Immunoprecipitation studies and proximity ligase assays revealed that the Splicing factor, proline- and glutamine-rich (SFPQ) protein and Paraspeckle Protein Component (PSPC1) are novel interacting factors with Msi2 in meiotic germ cells. SFPQ in conjunction with PSPC1 and Rad51 has an established role in DNA strand break repair and DNA recombination. Additionally, Msi2 interacts with GammaH2.AX and colocalises with Rad51 in leptotene and pachytene spermatocytes.

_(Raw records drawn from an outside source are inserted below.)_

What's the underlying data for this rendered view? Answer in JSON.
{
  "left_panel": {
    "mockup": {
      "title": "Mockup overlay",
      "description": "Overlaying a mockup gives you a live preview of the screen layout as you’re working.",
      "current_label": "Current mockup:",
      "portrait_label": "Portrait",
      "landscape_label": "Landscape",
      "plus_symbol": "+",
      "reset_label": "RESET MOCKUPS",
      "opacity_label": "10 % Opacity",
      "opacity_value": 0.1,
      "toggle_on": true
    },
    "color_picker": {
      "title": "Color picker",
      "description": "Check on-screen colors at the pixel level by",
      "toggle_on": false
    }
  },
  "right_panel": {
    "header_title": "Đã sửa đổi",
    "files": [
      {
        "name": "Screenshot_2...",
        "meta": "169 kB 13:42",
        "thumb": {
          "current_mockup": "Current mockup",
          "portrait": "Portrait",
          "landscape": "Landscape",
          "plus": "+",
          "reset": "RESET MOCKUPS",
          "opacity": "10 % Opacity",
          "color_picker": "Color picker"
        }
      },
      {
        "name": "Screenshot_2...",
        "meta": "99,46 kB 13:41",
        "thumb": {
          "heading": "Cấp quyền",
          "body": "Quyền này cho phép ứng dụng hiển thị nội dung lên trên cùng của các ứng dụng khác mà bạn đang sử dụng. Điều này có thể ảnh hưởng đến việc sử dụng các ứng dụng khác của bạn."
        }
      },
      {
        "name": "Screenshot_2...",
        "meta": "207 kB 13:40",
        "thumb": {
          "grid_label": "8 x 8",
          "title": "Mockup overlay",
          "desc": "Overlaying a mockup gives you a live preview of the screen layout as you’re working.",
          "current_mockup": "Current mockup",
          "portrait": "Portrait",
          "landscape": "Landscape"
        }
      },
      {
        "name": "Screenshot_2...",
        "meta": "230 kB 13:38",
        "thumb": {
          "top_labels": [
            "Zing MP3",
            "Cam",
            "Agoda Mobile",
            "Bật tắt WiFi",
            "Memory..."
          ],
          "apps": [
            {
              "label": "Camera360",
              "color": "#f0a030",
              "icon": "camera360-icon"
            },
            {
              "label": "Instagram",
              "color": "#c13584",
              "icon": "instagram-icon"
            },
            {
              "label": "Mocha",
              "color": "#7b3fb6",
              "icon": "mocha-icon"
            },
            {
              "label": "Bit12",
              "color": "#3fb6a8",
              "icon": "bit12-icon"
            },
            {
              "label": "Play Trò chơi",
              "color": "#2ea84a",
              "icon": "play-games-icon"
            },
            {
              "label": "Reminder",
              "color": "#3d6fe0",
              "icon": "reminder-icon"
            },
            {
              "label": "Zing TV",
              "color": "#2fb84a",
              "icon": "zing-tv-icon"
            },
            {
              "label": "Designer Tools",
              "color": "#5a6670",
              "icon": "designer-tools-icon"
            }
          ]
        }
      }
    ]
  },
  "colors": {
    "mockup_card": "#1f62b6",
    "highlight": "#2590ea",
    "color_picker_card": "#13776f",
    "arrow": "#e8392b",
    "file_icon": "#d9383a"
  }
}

Phenotypic analysis of Msi2 over-expression transgenic mice thus indicates that Msi2 is essential to spermatogenesis particularly during post mitotic development. Over-expression of Msi2 substantially disrupts meiosis and consequently inhibits normal sperm development and function. We predict that Msi2 regulates the SFPQ/PSPC1/RAD51/GammaH2.AX complex to control the resolution of DNA double strand breaks during meiosis and DNA repair, thus indicating a role for Msi2 in the aetiology of cancer.